By Douglas Gillison
(Reuters) -Wall Street’s top regulator on Wednesday proposed new regulations it said should level the playing field among broker-dealers operating on U.S. stock exchanges by ending pricing schemes that tend to favor bigger players.
At a public meeting in Washington, a divided five-member U.S. Securities and Exchange Commission voted 3-2 to propose banning stock exchanges from offering lower transaction prices and rebates to brokerages with higher trading volumes, something officials said creates unfair competitive advantages for larger firms.
“Sometimes the large brokers get rebates that are even larger than the fees they pay or actually have a situation where the exchanges are paying the largest brokers for that order flow,” said SEC Chair Gary Gensler.
However, the commission’s Republican members objected, saying the proposal was a solution in search of a problem.
The number and complexity of pricing tiers that can exist among exchanges, and which leave different brokerages facing sizeable differences in cost, can make price schemes complex and difficult to understand, officials said in advance of the meeting.
Ending such pricing advantages will also help prevent conflicts of interest in which brokerages may route orders for execution to larger firms or in ways that benefit the brokerage but not the client, according to the SEC.
The ban on transaction price discounts and rebates would not apply when brokerages trade for themselves, SEC officials said in advance of the meeting.
In those cases, stock exchanges will have to disclose pricing tiers and the number of exchange members who qualify to the SEC, which will make this available to the public.
Republican Commissioner Hester Peirce, a critic of the SEC’s regulatory agenda, said agency staff who drafted the proposal had not shown it was necessary.
“Though replete with concerns about possible future harms, the release fails to mention what, if any, harm has occurred to justify the proposed changes,” she said in prepared remarks during the meeting.
“Economies of scale trigger discounts in almost every industry. You buy in bulk and you pay less. Why should similar discounts be unavailable in this industry?”
The proposal is now subject to a period of public comment and may be revised prior to any decision on whether to adopt it.
The American Securities Association, a trade group, said Wednesday it would study the proposal but appeared to share the concerns behind it, adding that the commission had “an obligation to promote competition and transparency.”
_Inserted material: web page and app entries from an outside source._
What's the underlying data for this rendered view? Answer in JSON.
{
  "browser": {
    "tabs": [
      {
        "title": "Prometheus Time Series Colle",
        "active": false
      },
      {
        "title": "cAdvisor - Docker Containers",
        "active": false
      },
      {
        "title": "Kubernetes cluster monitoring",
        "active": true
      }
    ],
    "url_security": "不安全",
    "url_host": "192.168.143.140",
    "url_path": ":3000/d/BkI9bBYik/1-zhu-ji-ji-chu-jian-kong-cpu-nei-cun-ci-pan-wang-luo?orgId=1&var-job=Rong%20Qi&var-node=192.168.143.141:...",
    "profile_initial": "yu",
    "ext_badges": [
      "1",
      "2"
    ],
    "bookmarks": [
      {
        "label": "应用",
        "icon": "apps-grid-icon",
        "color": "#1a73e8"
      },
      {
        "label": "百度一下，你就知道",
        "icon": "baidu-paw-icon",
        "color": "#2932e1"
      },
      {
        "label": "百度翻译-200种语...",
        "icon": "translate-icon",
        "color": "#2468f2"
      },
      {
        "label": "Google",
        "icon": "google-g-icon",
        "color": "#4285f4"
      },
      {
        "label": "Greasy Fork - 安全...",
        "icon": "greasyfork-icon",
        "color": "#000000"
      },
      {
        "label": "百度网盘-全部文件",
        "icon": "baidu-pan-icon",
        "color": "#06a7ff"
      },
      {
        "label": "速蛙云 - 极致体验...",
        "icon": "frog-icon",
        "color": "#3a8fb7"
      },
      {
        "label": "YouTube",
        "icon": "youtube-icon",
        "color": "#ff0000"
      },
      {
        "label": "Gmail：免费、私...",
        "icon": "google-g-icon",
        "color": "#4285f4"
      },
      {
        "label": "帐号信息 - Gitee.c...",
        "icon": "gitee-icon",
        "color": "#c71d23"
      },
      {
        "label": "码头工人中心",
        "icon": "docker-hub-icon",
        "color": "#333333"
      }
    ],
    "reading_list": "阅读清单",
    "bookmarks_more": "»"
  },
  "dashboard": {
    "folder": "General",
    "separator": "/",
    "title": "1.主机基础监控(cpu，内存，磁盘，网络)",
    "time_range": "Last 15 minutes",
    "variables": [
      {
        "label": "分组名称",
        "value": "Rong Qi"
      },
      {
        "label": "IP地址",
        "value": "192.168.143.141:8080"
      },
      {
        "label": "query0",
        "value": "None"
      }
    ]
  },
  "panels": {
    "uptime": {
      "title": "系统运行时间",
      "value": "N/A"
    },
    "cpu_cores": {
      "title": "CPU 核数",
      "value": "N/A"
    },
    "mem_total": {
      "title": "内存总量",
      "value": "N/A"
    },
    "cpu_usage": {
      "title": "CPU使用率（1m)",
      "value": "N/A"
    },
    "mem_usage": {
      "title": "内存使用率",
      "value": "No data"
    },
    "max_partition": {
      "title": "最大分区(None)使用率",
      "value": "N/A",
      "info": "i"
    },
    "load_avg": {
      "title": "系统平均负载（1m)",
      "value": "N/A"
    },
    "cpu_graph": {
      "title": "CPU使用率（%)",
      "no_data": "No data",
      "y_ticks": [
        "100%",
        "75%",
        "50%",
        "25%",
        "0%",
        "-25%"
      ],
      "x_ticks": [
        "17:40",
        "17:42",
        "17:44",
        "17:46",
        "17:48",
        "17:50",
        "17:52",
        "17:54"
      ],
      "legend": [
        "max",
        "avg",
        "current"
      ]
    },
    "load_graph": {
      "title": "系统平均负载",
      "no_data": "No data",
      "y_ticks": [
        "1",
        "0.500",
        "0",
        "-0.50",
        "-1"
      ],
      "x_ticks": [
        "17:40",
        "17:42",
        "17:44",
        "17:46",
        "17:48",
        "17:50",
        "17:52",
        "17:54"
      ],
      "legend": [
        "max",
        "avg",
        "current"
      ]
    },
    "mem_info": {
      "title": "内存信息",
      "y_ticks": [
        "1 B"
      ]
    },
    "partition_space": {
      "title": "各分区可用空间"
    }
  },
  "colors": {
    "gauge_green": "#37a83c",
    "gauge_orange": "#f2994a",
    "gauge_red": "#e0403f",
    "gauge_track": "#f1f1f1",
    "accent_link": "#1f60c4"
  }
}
Ellen Greene, managing director for equity and options market structure at the Securities Industry and Financial Markets Association (SIFMA), said her organization would likewise review the proposal, but asserted the SEC was again proposing broad-based changes “without identifying a market failure or evidence of repeated market harm.”
(Reporting by Douglas Gillison; editing by Jonathan Oatis)